28. Qg3 Rf6 29. Qxc7 Qxc7 30. Rd7+ Qxd7 31. Rxd7+ Kh8 32. Rc7 Rd6 33. g3 Bb2
34. Rc8+ Kg7 35. Rc7+ Kh8 36. Rc8+ Kg7 37. Rc7+ Kf6 38. h4 Rd3 39. Rc6+ Kg7 40.
Rxa6 Bxc3 41. Ra7+ Kh8 42. Ra8+ Kg7 43. Ra7+ Kh8 44. Ra8+ Kg7 45. Ra7+ Kf6 46.
Rxh7 Rd1+ 47. Kg2 Be1 48. Rf7+ Ke5 49. Re7+ Kd6 50. Re6+ Kc5 51. Rxg6 Bxf2 52.
Rg5 Bxe3 53. Rxf5+ Kb4 54. Bd5 Kc3 55. Bxe4 b4 56. Kf3 Bd4 57. Rb5 b3 58. g4
Kc4 59. Rb7 Bc5 60. Ke2 Rg1 61. Bf5 Rg2+ 62. Kf1 Rf2+ 63. Ke1 b2 64. Be6+ Kc3
65. Rb3+ Kc2 66. Rb5 b1=Q+ 67. Rxb1 Kxb1 68. h5 Rh2 69. Kd1 Kb2 70. Bf5 Kc3 71.
Ke1 Be3 72. Kd1 Kd4 73. Ke1 Ke5 74. Kd1 Kf4 75. Bc8 Bd4 76. Bd7 Ke3 77. Bf5 Bb2
78. Bg6 Rd2+ 79. Ke1 Bc3 80. Bf5 Kf3 81. h6 Rd8+ 82. Kf1 Rd1# 0-1
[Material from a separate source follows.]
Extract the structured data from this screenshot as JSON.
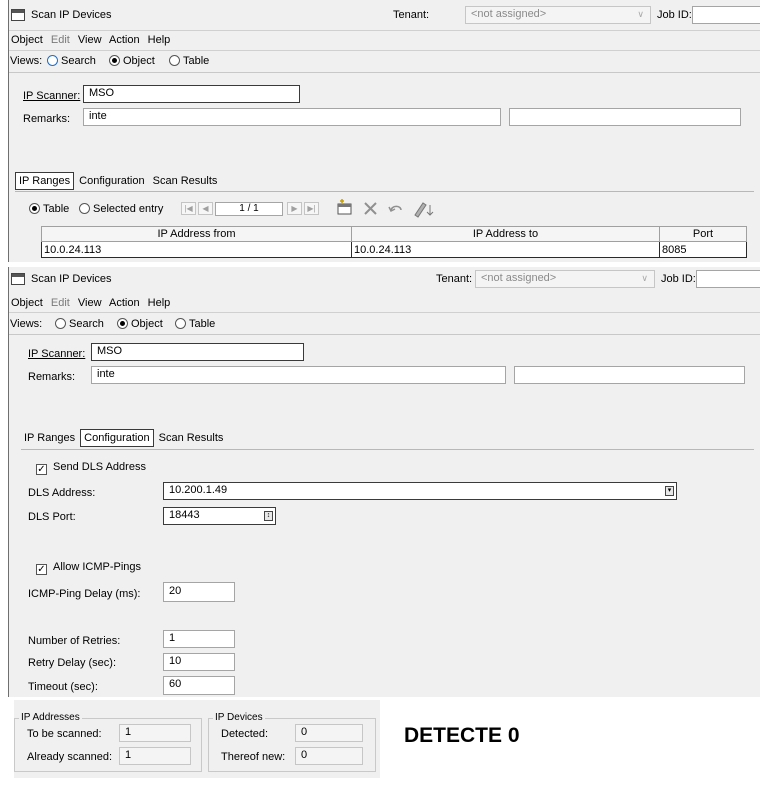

Maria Yurenok said...

Hi Alberto,
Yes, it was Matthew Peat. Bad luck there - you shouldn't have lost that. You could have even claimed a draw by three-fold repetition of position just before moving 45.Ra7+ saying to the arbiter you intend to make that move.

Anonymous said...

Thanx for playing. Hope you enjoyed it! Come back next year (if there is one) even if you've 'retired' and tell your friends. We need the entries!

Paul G

Maria Yurenok said...

Hi Paul.
Yes, I'll try to come back next year! And maybe try to win it? :) Thanks!

Badi said...

Nxg6! of course, but as in the previous puzzle i wonder how u could manage to get such a great outpost for the knight!